The review by Máté Szabó of the László Pesty documentary on Hungarian/Gypsy co-existence also concluded that this film had violated the right to equal dignity (here you can read an excerpt from the report in English). The Commissioner took measures to ensure that the Media Authority proceed with more professionalism in the future with regards to the protection of equal dignity and that it apply the instruments at its disposal and granted to it by law. This confirms the claim of CivilMedia to the effect that the Media Authority’s interpretation and application of the law did not meet constitutional standards.The Parliamentary Commissioner for Fundamental Rights believes that it is inadmissible for anyone to portray criminality and deviance as Roma issues. He particularly highlighted the expectations weighing upon programming broadcast by mass media that it be objective, and factual, and that the right to opinion of the content makers can only be realized within this constitutional framework. Szabó stated that the right to obtain unbiased information for the forming of democratic public opinion as well as the related requirement to provide a public service had been violated; further, that the Media Authority had failed to perform its role as a protector of fundamental rights.

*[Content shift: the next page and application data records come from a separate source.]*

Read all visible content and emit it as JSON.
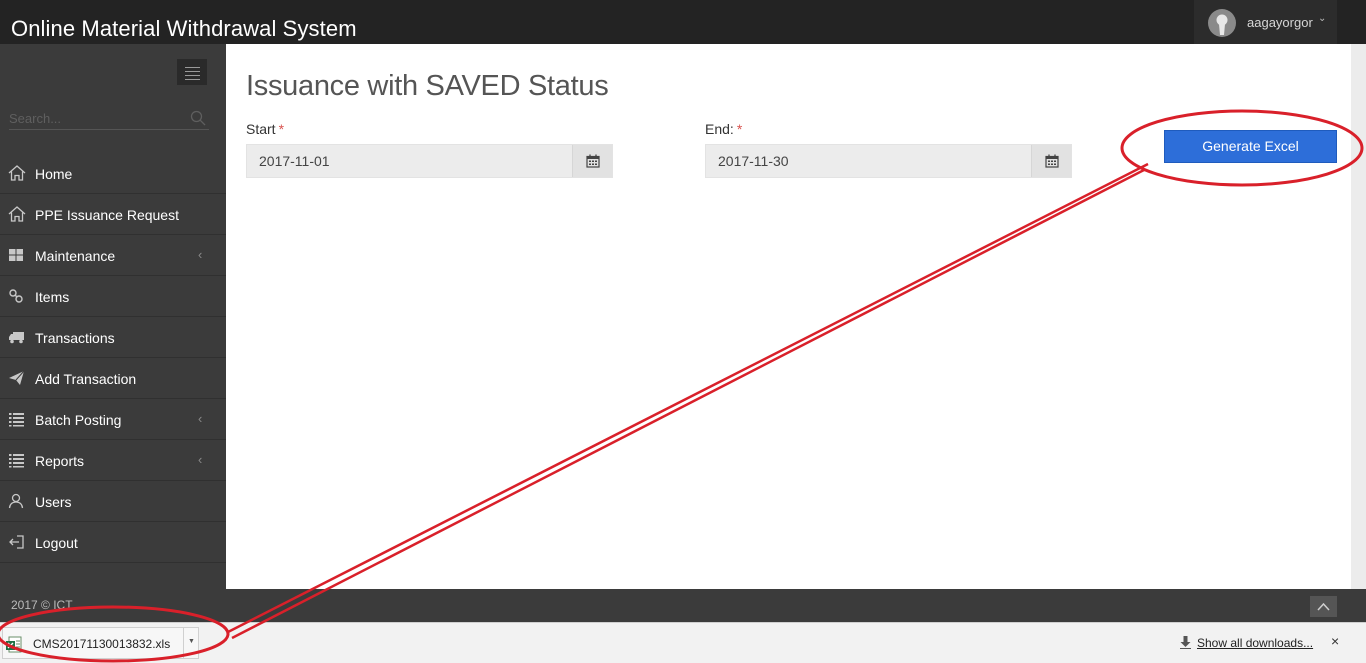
{
  "app_title": "Online Material Withdrawal System",
  "user": {
    "name": "aagayorgor"
  },
  "sidebar": {
    "search_placeholder": "Search...",
    "items": [
      {
        "label": "Home",
        "icon": "home-icon",
        "has_submenu": false
      },
      {
        "label": "PPE Issuance Request",
        "icon": "home-icon",
        "has_submenu": false
      },
      {
        "label": "Maintenance",
        "icon": "grid-icon",
        "has_submenu": true
      },
      {
        "label": "Items",
        "icon": "link-icon",
        "has_submenu": false
      },
      {
        "label": "Transactions",
        "icon": "truck-icon",
        "has_submenu": false
      },
      {
        "label": "Add Transaction",
        "icon": "paper-plane-icon",
        "has_submenu": false
      },
      {
        "label": "Batch Posting",
        "icon": "list-icon",
        "has_submenu": true
      },
      {
        "label": "Reports",
        "icon": "list-icon",
        "has_submenu": true
      },
      {
        "label": "Users",
        "icon": "users-icon",
        "has_submenu": false
      },
      {
        "label": "Logout",
        "icon": "logout-icon",
        "has_submenu": false
      }
    ]
  },
  "main": {
    "title": "Issuance with SAVED Status",
    "start": {
      "label": "Start",
      "required_mark": "*",
      "value": "2017-11-01"
    },
    "end": {
      "label": "End:",
      "required_mark": "*",
      "value": "2017-11-30"
    },
    "generate_label": "Generate Excel"
  },
  "footer": {
    "text": "2017 © ICT."
  },
  "downloads": {
    "file_name": "CMS20171130013832.xls",
    "show_all_label": "Show all downloads...",
    "close_label": "×"
  },
  "colors": {
    "topbar": "#232323",
    "sidebar": "#3b3b3b",
    "accent_button": "#2d6ed9",
    "annotation": "#d9202a",
    "required": "#d9534f"
  }
}
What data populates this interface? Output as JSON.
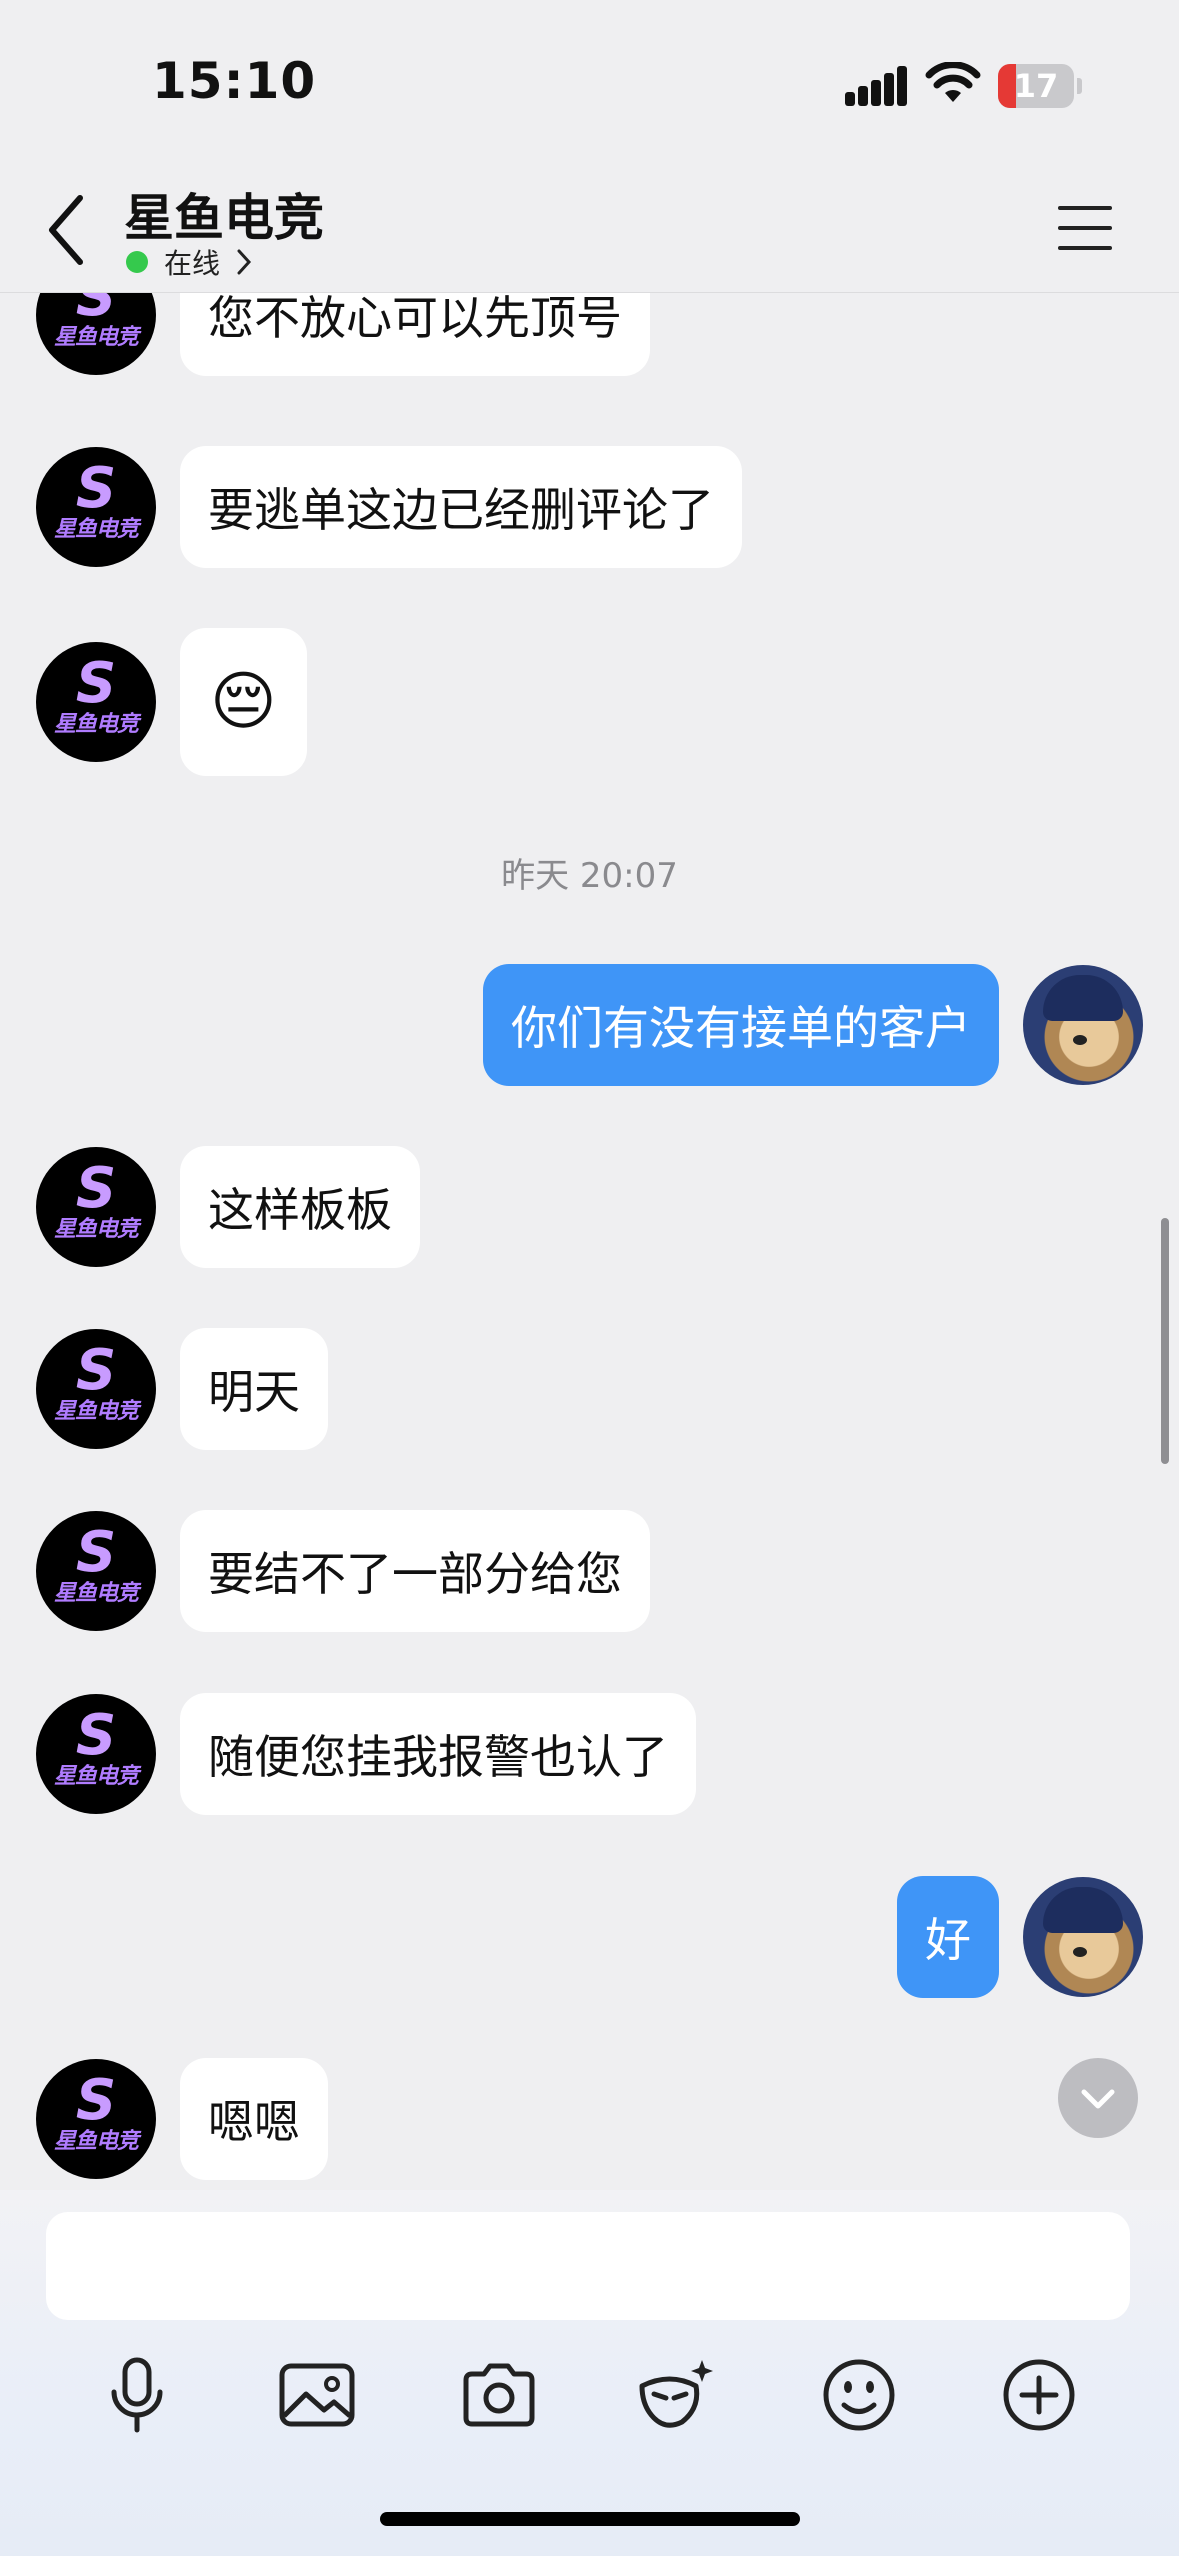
{
  "status_bar": {
    "time": "15:10",
    "battery_level": "17",
    "battery_color": "#e53935"
  },
  "header": {
    "title": "星鱼电竞",
    "status": "在线"
  },
  "avatar_logo": {
    "mark": "S",
    "text": "星鱼电竞"
  },
  "messages": [
    {
      "side": "left",
      "text": "您不放心可以先顶号"
    },
    {
      "side": "left",
      "text": "要逃单这边已经删评论了"
    },
    {
      "side": "left",
      "text": "😔"
    },
    {
      "type": "timestamp",
      "text": "昨天 20:07"
    },
    {
      "side": "right",
      "text": "你们有没有接单的客户"
    },
    {
      "side": "left",
      "text": "这样板板"
    },
    {
      "side": "left",
      "text": "明天"
    },
    {
      "side": "left",
      "text": "要结不了一部分给您"
    },
    {
      "side": "left",
      "text": "随便您挂我报警也认了"
    },
    {
      "side": "right",
      "text": "好"
    },
    {
      "side": "left",
      "text": "嗯嗯"
    }
  ],
  "toolbar_icons": [
    "microphone-icon",
    "image-icon",
    "camera-icon",
    "mask-icon",
    "emoji-icon",
    "plus-icon"
  ],
  "colors": {
    "accent": "#3f95f7",
    "online": "#35c94d",
    "background": "#efeff1"
  }
}
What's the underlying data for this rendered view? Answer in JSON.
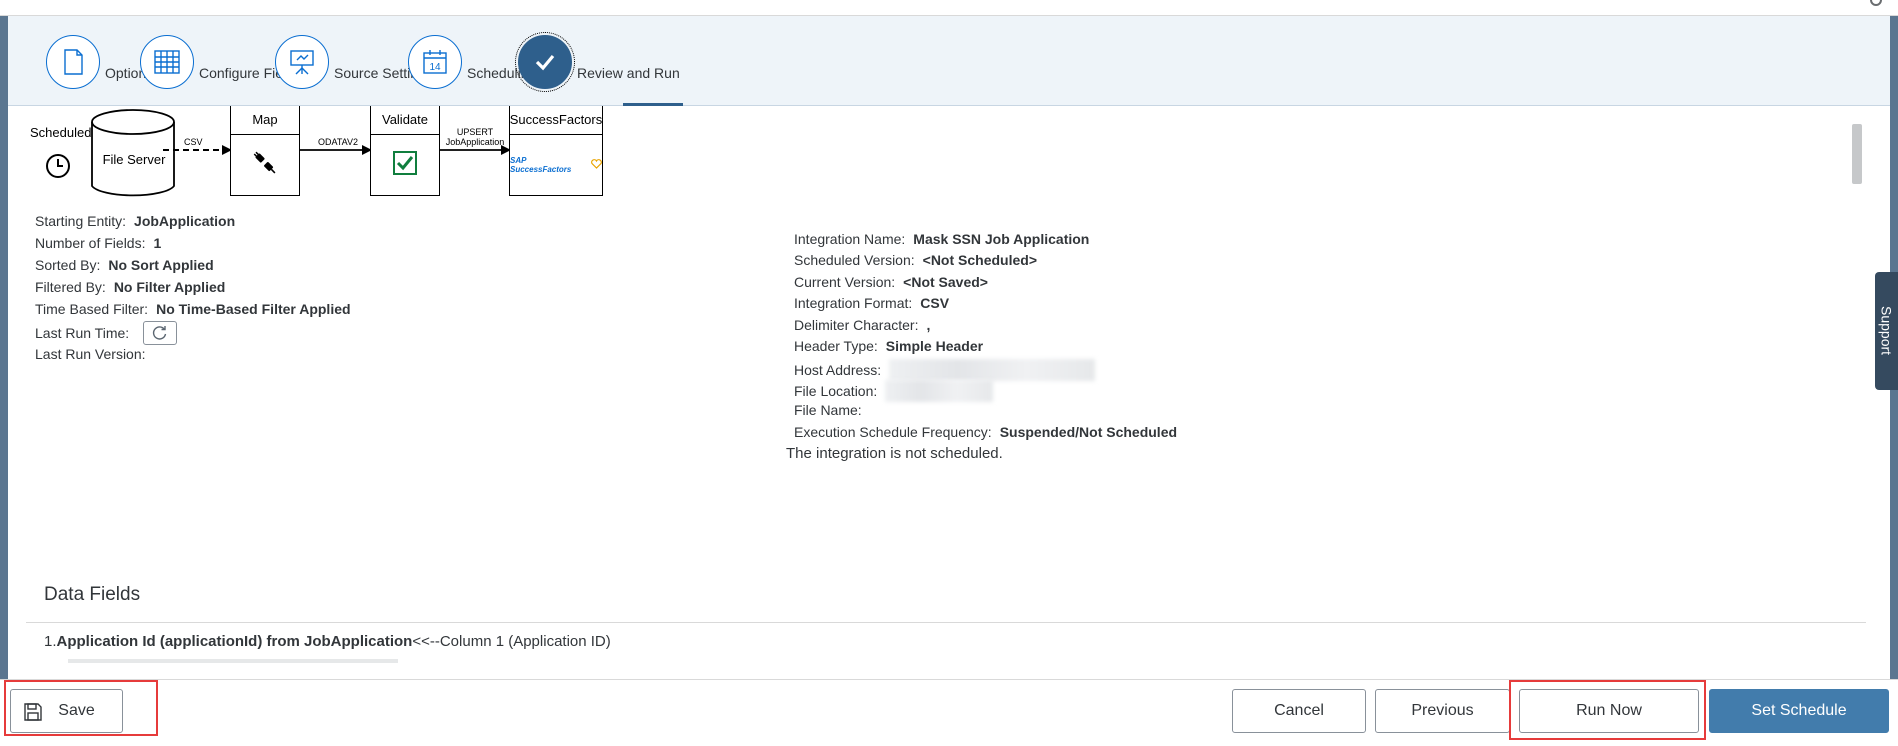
{
  "wizard": {
    "steps": [
      {
        "label": "Options",
        "icon": "document-icon"
      },
      {
        "label": "Configure Fields",
        "icon": "table-grid-icon"
      },
      {
        "label": "Source Settings",
        "icon": "presentation-board-icon"
      },
      {
        "label": "Scheduling",
        "icon": "calendar-icon",
        "icon_text": "14"
      },
      {
        "label": "Review and Run",
        "icon": "checkmark-icon",
        "active": true
      }
    ]
  },
  "flow": {
    "trigger_label": "Scheduled",
    "source_label": "File Server",
    "edge1_label": "CSV",
    "map_label": "Map",
    "edge2_label": "ODATAV2",
    "validate_label": "Validate",
    "edge3_line1": "UPSERT",
    "edge3_line2": "JobApplication",
    "target_label": "SuccessFactors",
    "target_logo_text": "SAP SuccessFactors"
  },
  "summary_left": [
    {
      "label": "Starting Entity:",
      "value": "JobApplication"
    },
    {
      "label": "Number of Fields:",
      "value": "1"
    },
    {
      "label": "Sorted By:",
      "value": "No Sort Applied"
    },
    {
      "label": "Filtered By:",
      "value": "No Filter Applied"
    },
    {
      "label": "Time Based Filter:",
      "value": "No Time-Based Filter Applied"
    },
    {
      "label": "Last Run Time:",
      "value": ""
    },
    {
      "label": "Last Run Version:",
      "value": ""
    }
  ],
  "summary_right": [
    {
      "label": "Integration Name:",
      "value": "Mask SSN Job Application"
    },
    {
      "label": "Scheduled Version:",
      "value": "<Not Scheduled>"
    },
    {
      "label": "Current Version:",
      "value": "<Not Saved>"
    },
    {
      "label": "Integration Format:",
      "value": "CSV"
    },
    {
      "label": "Delimiter Character:",
      "value": ","
    },
    {
      "label": "Header Type:",
      "value": "Simple Header"
    },
    {
      "label": "Host Address:",
      "value": ""
    },
    {
      "label": "File Location:",
      "value": ""
    },
    {
      "label": "File Name:",
      "value": ""
    },
    {
      "label": "Execution Schedule Frequency:",
      "value": "Suspended/Not Scheduled"
    }
  ],
  "schedule_note": "The integration is not scheduled.",
  "data_fields": {
    "title": "Data Fields",
    "rows": [
      {
        "index": "1.",
        "name": "Application Id (applicationId) from JobApplication",
        "mapping": "<<--Column 1 (Application ID)"
      }
    ]
  },
  "footer": {
    "save_label": "Save",
    "cancel_label": "Cancel",
    "previous_label": "Previous",
    "run_now_label": "Run Now",
    "set_schedule_label": "Set Schedule"
  },
  "support_label": "Support",
  "colors": {
    "accent": "#0a6ed1",
    "active_step": "#2e5f8c",
    "primary_button": "#427cac",
    "highlight": "#e63b3b",
    "validate_green": "#107e3e"
  }
}
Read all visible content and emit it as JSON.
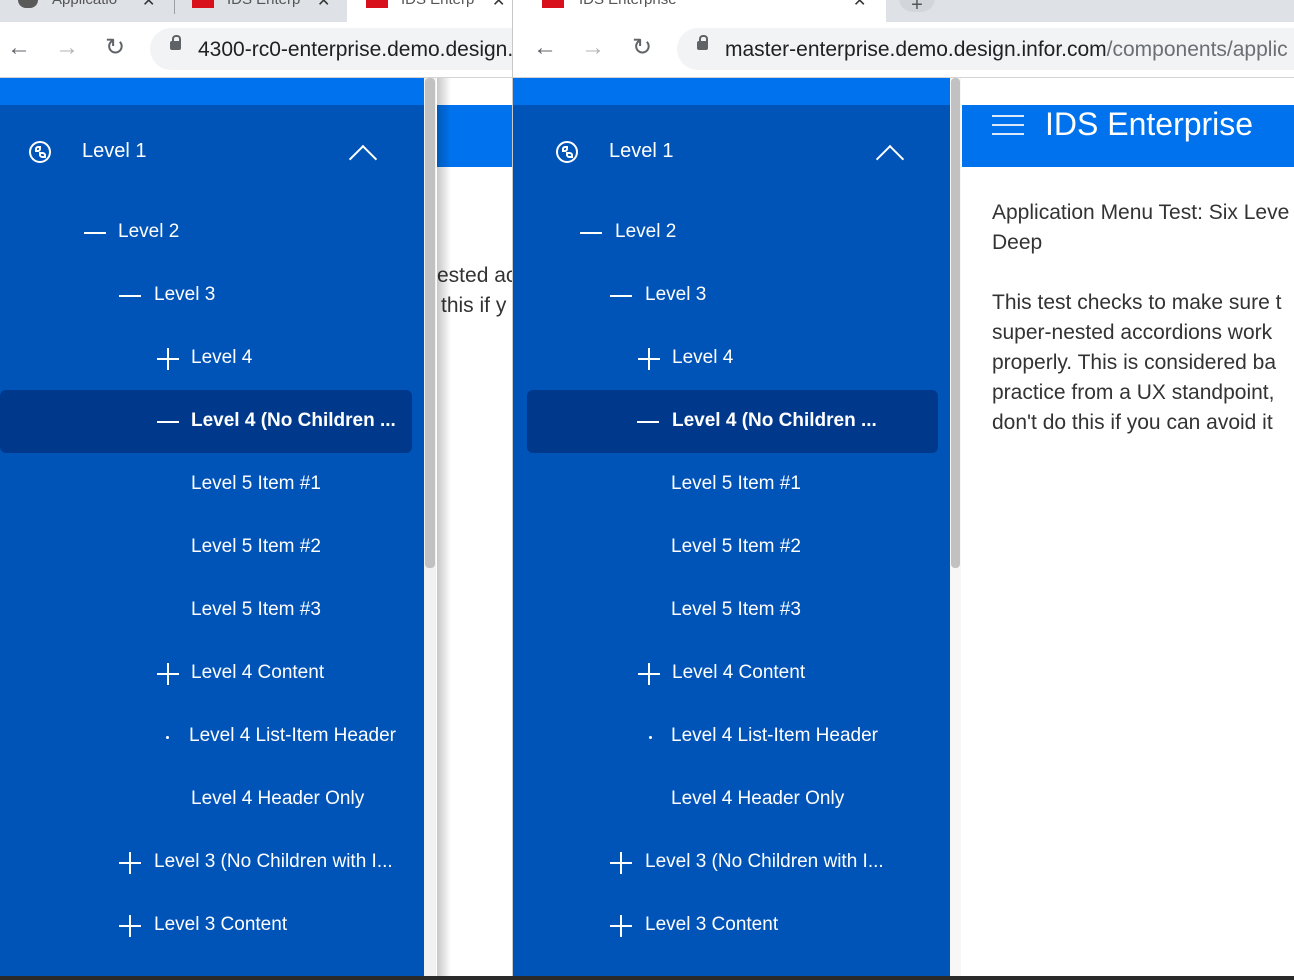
{
  "colors": {
    "menu_bg": "#0054b8",
    "menu_top": "#0072ed",
    "selected_bg": "#00398c",
    "header_bg": "#0072ed",
    "tabstrip": "#dee1e6"
  },
  "left_window": {
    "tabs": [
      {
        "title": "Applicatio",
        "favicon": "github-icon"
      },
      {
        "title": "IDS Enterp",
        "favicon": "ids-icon"
      },
      {
        "title": "IDS Enterp",
        "favicon": "ids-icon"
      }
    ],
    "url": "4300-rc0-enterprise.demo.design.",
    "content_fragment_1": "ested ac",
    "content_fragment_2": "this if y"
  },
  "right_window": {
    "tabs": [
      {
        "title": "IDS Enterprise",
        "favicon": "ids-icon"
      }
    ],
    "url_host": "master-enterprise.demo.design.infor.com",
    "url_path": "/components/applic",
    "header_title": "IDS Enterprise",
    "content_heading": "Application Menu Test: Six Leve\nDeep",
    "content_body": "This test checks to make sure t\nsuper-nested accordions work\nproperly. This is considered ba\npractice from a UX standpoint,\ndon't do this if you can avoid it"
  },
  "menu": {
    "level1": "Level 1",
    "items": [
      {
        "label": "Level 2",
        "icon": "collapse-dash-icon"
      },
      {
        "label": "Level 3",
        "icon": "collapse-dash-icon"
      },
      {
        "label": "Level 4",
        "icon": "expand-plus-icon"
      },
      {
        "label": "Level 4 (No Children ...",
        "icon": "collapse-dash-icon",
        "selected": true
      },
      {
        "label": "Level 5 Item #1"
      },
      {
        "label": "Level 5 Item #2"
      },
      {
        "label": "Level 5 Item #3"
      },
      {
        "label": "Level 4 Content",
        "icon": "expand-plus-icon"
      },
      {
        "label": "Level 4 List-Item Header",
        "icon": "bullet-dot-icon"
      },
      {
        "label": "Level 4 Header Only"
      },
      {
        "label": "Level 3 (No Children with I...",
        "icon": "expand-plus-icon"
      },
      {
        "label": "Level 3 Content",
        "icon": "expand-plus-icon"
      }
    ]
  }
}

In March, after the documentary was broadcast, CivilMedia turned to the Media Authority with its complaint, given that section 14 (2) of the Media Constitution prohibits showing persons in media content in a humiliating and vulnerable situation and in a gratuitous and harmful manner. It was based on this provision of the law that we launched proceedings in the “Pesty” case. However, the Media Authority refused to carry out a review of the case, citing the heightened protection of the freedom of the press. CivilMedia believes that the Media Authority failed to recognise that the makers of this documentary showed one of the most serious social problems in Hungary without consulting experts on the matter, without any reliance on research, and in a manner that is degrading and condescending towards Roma, based on the rawest techniques of emotional manipulation. The case was further aggravated by the facts that the film was shown on the state-funded television channel at prime time. In the light of all of the foregoing, for the Media Authority to cite the noble ideals of the freedom of the press is merely cynical – it is inacceptable and without legal foundations.
One of the main activities of our organisation over the past year has been to draw the attention of the public and of the Media Authority to cases of degrading, unbalanced portrayal of minorities in the media. The Media Authority did not find even one of these instances of imputed media content to be objectionable. For more on this topic, see Bea Bodrogi’s study, “Gypsy” stereotyping in the media.